16 Price Considerations for PLC $535 Reference Price applies to 85% of Base acres. Payment Yield less than Expected/Actual Yield. National Marketing Year Average Price higher than contract/cash price for runners. The more acres planted than base acreage, the lower the average price per ton. Payments not received until October 1 or later of the next year. (i.e. Oct 2015 for 2014 crop).

17 Overplant/Low Price PLC Example Georgia State Average Yield = 3,365 lbs per acre (90%) = 4,505 lbs per acre Difference = 1,140 lbs per acre Overplant peanuts $535 - $355 = $180 per ton 85% x $180 = $153 per ton $153 x tons (3,365 lbs) = $ per base acre $355 x tons (4,505 lbs) = $ per base acre Total per base acre = $ or $ per ton

18 ARC-County, Peanut Example Payment received on 85% of Base Acres, not before October 1 of the following year

19 Not going to be an option in most cases for peanut and rice farms due to diverse crop mixes and likelihood of PLC payments. Lower payment factor of 65%. ARC Individual Coverage

20 ARC Issues In calculating the Benchmark Revenue, if the market year average price is less than the Reference Price, the Reference Price will be used. If the county yield per planted acre is less than 70% of the T-yield, 70% of the T-yield will be used. As with PLC Payment Yield, farm yield for ARC Individual must be documented/proven. As with PLC Payment, ARC Payment will be received not before Oct 1 after the marketing year.

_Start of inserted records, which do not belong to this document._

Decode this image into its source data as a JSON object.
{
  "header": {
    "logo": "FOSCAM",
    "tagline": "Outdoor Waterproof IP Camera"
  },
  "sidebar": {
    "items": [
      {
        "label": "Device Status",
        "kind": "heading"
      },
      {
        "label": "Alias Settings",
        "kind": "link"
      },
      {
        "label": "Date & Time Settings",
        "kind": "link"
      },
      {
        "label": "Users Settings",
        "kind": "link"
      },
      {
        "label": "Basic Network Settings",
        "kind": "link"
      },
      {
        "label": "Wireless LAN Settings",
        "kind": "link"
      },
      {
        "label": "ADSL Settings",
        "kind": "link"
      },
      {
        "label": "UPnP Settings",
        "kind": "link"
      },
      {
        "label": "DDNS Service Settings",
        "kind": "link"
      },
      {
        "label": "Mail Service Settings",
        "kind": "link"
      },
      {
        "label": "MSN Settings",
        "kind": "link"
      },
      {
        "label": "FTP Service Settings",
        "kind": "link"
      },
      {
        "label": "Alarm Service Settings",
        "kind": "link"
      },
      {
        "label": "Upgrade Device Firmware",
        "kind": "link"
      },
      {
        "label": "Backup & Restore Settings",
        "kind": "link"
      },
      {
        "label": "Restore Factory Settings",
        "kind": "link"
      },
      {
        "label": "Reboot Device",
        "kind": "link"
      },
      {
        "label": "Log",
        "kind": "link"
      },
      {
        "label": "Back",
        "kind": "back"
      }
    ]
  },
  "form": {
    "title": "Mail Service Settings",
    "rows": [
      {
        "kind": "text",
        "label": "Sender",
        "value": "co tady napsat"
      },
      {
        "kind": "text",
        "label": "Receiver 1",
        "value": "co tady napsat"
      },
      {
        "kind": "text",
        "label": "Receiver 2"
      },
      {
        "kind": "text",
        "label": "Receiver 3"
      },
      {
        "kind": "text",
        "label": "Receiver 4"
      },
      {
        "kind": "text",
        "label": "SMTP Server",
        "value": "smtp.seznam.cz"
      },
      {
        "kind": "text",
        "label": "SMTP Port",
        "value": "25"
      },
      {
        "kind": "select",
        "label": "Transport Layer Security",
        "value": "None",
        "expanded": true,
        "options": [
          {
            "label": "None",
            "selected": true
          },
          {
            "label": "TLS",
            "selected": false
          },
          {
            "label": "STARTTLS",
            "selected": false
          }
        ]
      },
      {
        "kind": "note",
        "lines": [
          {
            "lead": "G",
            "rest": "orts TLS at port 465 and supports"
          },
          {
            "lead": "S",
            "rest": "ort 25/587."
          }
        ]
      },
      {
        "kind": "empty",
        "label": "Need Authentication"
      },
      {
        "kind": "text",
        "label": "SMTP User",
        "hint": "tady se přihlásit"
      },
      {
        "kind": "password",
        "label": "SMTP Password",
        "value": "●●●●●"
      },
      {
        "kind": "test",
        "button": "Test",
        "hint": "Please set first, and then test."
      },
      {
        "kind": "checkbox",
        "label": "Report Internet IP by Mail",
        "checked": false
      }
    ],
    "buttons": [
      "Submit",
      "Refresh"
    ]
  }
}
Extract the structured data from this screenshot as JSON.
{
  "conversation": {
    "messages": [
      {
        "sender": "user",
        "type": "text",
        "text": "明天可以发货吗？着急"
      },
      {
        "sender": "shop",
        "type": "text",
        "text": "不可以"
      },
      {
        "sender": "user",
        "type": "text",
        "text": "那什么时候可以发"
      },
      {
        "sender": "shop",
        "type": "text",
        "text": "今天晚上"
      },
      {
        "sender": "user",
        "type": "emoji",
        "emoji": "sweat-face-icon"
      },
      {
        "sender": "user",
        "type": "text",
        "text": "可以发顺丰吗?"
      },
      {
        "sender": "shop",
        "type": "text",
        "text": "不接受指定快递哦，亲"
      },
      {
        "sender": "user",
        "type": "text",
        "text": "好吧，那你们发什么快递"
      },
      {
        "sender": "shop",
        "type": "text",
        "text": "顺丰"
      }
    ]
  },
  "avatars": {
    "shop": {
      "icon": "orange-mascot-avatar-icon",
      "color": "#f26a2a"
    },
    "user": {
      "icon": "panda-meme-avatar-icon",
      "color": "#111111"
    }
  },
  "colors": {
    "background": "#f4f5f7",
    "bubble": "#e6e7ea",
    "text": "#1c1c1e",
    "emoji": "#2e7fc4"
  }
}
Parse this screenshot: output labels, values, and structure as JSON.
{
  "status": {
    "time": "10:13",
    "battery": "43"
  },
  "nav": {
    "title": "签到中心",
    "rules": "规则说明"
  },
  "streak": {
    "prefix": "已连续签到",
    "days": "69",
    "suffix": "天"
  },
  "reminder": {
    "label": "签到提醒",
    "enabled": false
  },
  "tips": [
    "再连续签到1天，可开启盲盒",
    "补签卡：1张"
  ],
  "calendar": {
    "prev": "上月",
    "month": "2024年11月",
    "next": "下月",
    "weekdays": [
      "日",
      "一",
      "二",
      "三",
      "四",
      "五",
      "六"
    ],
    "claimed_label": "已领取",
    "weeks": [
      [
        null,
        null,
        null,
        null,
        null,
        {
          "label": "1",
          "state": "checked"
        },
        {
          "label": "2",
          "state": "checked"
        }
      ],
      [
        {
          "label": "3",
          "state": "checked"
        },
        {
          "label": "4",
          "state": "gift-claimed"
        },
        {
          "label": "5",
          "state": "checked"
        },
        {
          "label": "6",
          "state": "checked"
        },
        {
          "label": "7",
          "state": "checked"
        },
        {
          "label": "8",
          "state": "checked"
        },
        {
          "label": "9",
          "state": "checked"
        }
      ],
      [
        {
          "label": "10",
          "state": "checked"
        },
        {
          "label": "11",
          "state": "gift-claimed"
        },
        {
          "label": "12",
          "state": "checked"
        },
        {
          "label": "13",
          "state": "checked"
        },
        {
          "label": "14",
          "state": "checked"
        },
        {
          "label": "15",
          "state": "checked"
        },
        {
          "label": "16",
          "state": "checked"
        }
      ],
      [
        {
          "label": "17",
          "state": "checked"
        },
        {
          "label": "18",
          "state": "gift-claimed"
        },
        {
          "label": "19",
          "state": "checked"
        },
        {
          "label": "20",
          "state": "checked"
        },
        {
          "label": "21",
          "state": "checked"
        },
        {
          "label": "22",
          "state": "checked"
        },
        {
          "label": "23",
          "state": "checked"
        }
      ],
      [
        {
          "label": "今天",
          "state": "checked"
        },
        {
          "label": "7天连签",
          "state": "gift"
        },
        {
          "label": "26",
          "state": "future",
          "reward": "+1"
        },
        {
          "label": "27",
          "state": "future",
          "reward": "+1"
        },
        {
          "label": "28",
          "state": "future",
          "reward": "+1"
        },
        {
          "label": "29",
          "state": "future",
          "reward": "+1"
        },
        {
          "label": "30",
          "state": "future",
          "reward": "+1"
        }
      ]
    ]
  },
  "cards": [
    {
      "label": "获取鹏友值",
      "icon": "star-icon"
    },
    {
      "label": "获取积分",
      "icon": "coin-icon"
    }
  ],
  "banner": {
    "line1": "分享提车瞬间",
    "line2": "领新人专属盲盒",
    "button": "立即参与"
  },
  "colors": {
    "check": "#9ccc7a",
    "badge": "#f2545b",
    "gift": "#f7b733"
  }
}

21 Peanut Implications Shifts in peanut acreage have occurred since Base acreage and planted acres don’t line up in some states. Peanuts are grown in rotation with cotton. Generic base will allow flexibility to manage price/revenue risk base on plantings. – Regions with generic base will be able to temporarily assign peanut base.


23 Peanut Implications Peanut market is oversupplied. Expect an increase in acres and production in 2015 because of relative cost and returns to other row crops, high yields, high crop insurance price election, potential base payments. Long run, the boom-bust cycle of planting may moderate due to sticking to rotations with the new safety net.

24 Conclusions Program decision for peanuts will be pretty straight forward, PLC with or without SCO. Other crops will be more complicated. PLC will provide protection against deeper losses. ARC protection will eventually decline with consecutive years of low prices Options updating base and yield will vary greatly on farm by farm, case by case basis because of dynamics of landowner and tenant relationships and changes. Growers will be looking for help in making decisions that have long term impact (life of farm bill).

25 Thank You

26 Program Participation - Georgia Georgia had 2,983,213 Base acres in 2009 Heavy in Cotton and Peanut Base. – Cotton Base acres = 1,416,566 – Corn Base acres = 451,580 – Peanut Base acres = 479,411 – Soybean Base acres = 97,507 – Wheat Base acres = 437,878 40% to 50% irrigated in cotton and peanuts 65% to 70% irrigated in corn Zero ACRE contracts vs 32,512 DCP contracts.

Download ppt "Peanut Provisions in the Farm Bill Nathan Smith, PhD Extension Economist Agricultural and Applied Economics University of Georgia."

Similar presentations

Ads by Google